Florida Supreme Court
Florida Supreme Court ()

The Florida Supreme Court set a relatively low standard of proof Thursday for state agencies seeking civil penalties.

In an environmental protection case involving the South Florida Water Management District, the high court reversed a decision by the Fifth District Court of Appeal applying a clear and convincing evidence standard when imposing a penalty on an Osceola County developer.

The trial court sided with the West Palm Beach-based district, which accused RLI Live Oak LLC of unauthorized dredging, construction activity, diking, culvert installation and filling wetlands.

The trial court awarded the district $81,900 in civil penalties based on a preponderance of the evidence.
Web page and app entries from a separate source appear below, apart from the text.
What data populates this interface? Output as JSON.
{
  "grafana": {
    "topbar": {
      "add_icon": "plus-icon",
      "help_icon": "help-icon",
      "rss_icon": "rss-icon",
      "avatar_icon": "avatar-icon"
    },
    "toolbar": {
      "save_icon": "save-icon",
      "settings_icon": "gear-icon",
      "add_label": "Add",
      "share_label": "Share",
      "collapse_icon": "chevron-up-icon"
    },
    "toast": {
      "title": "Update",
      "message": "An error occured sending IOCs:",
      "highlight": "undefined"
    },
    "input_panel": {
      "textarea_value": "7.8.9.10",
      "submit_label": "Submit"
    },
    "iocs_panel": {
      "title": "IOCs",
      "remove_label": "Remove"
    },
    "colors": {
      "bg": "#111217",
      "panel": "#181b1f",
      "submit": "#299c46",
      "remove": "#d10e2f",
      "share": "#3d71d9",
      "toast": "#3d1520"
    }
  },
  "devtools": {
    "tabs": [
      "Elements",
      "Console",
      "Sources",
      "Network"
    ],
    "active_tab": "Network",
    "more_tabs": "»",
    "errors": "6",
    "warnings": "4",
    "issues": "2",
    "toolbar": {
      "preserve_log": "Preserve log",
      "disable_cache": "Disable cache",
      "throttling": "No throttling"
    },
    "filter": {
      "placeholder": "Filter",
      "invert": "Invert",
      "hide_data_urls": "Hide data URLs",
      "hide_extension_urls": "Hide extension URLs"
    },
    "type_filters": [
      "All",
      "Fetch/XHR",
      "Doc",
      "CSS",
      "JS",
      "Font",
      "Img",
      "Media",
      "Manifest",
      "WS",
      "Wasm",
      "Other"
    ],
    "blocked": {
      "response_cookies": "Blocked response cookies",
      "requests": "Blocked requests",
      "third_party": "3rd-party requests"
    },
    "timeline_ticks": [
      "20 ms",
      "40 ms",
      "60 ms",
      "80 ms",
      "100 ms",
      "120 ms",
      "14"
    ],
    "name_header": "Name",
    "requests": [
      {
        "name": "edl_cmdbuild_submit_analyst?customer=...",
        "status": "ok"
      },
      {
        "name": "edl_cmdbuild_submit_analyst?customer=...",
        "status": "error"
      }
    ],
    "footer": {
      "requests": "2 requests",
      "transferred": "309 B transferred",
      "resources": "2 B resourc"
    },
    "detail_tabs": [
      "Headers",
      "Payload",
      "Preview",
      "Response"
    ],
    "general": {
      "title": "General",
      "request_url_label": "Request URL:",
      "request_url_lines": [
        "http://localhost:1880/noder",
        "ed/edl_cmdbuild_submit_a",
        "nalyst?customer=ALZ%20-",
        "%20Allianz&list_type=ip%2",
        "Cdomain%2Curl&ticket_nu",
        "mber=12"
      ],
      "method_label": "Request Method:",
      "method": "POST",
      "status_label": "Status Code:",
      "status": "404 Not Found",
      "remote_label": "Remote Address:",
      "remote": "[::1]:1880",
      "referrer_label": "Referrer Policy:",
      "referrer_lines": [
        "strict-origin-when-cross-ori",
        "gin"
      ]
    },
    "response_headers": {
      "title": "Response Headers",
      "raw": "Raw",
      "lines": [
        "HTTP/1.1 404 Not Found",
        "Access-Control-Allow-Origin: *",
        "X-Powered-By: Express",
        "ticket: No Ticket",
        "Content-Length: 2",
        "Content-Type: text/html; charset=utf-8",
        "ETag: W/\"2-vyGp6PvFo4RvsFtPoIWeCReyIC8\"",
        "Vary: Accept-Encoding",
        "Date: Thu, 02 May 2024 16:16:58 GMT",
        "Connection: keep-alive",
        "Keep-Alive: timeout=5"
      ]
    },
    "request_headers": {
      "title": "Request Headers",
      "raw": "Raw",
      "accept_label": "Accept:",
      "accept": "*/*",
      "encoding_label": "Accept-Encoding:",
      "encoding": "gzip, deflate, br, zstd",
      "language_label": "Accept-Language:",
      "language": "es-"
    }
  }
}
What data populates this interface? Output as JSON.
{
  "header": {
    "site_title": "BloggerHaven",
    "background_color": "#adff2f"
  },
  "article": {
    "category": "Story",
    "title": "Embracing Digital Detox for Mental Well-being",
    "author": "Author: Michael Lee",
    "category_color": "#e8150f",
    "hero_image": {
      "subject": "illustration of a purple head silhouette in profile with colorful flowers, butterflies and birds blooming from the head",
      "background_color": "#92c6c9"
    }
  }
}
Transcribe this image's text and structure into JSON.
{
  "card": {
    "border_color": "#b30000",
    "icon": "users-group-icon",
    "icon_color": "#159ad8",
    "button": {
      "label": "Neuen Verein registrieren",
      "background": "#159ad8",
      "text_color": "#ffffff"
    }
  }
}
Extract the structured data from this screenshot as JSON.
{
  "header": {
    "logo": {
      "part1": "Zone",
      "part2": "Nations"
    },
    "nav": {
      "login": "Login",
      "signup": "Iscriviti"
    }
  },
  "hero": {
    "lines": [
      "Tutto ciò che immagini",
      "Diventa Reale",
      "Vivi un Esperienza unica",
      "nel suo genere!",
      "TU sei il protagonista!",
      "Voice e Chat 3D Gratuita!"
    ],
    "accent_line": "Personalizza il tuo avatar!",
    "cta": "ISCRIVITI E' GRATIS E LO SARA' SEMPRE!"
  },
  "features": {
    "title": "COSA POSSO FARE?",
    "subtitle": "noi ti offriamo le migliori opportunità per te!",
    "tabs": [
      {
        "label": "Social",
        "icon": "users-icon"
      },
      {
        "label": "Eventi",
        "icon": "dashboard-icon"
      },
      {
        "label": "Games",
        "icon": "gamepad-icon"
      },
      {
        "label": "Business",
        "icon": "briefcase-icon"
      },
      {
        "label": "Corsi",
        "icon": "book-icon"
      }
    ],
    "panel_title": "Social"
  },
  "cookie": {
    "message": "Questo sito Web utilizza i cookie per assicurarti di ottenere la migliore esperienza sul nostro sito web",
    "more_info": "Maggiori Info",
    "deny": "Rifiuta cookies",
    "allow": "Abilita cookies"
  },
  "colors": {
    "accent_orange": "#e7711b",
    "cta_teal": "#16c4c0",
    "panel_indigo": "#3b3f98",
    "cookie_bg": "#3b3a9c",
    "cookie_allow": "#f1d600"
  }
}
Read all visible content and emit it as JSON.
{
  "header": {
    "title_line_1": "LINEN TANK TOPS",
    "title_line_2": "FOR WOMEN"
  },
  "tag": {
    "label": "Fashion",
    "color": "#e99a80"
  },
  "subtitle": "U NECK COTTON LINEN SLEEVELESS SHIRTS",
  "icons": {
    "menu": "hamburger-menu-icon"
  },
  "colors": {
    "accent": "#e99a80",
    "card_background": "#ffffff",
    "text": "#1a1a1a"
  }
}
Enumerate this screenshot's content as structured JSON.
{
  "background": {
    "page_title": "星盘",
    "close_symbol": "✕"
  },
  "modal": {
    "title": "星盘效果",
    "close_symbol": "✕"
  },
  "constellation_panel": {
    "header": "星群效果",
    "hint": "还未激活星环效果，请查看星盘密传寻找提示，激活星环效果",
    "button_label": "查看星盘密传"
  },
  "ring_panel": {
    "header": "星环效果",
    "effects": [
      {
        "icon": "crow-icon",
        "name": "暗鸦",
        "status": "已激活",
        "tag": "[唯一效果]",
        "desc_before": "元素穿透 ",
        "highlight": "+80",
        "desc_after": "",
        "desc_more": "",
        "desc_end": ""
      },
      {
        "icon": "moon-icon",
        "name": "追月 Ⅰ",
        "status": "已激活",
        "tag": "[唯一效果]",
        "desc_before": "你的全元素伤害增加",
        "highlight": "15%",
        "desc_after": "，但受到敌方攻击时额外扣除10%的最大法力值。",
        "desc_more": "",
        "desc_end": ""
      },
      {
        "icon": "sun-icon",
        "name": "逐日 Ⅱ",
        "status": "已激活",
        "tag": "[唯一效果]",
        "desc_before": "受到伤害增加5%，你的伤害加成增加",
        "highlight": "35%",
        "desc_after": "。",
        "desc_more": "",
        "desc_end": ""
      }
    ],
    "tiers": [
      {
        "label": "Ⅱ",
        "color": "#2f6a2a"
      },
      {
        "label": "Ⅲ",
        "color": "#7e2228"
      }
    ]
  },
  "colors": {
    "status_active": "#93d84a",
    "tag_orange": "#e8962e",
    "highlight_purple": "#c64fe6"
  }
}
The Supreme Court said that standard of proof was sufficient.

In opting for the higher standard, the Fifth District relied on Department of Banking & Finance v. Osborne Stern, a 1996 state Supreme Court decision that imposed the clear and convincing standard.

The water district, attorney general’s office and state Department of Environmental Protection argued the Fifth District overextended Osborne.

Justice Jorge Labarga, author of the opinion, agreed. He noted a preponderance of the evidence standard—defined as the greater weight of the evidence—is the applicable burden of proof in civil cases.

The same standard is used in cases of fraud and other quasi-criminal wrongdoing, he said.

Labarga saw Osborne as a unique situation. When the Supreme Court considered Osborne, it rephrased the term “civil fines” as “administrative fines.”

“Consistent with the applicable statute, Osborne repeatedly refers to administrative fines,” Labarga wrote. “Osborne also states that ‘the existence of evidence in the record supporting the hearing officer’s findings is irrelevant to whether the fact finder held the department to the correct standard of proof at the administrative proceeding.’ ”

He concluded that where the Legislature authorizes state agencies by statute to recover a “civil penalty” but does not specify the agency’s burden of proof, the standard should be preponderance of the evidence.

The court was unanimous.

RLI Oak attorney Chris Bryant of Oertel, Fernandez, Bryant & Atkinson in Tallahassee said his firm would review the decision with the client.

“We will evaluate whether a motion for rehearing is warranted,” Bryant said.

Carolyn Stroud Ansay, in-house attorney for the water management district in West Palm Beach, had no comment by deadline.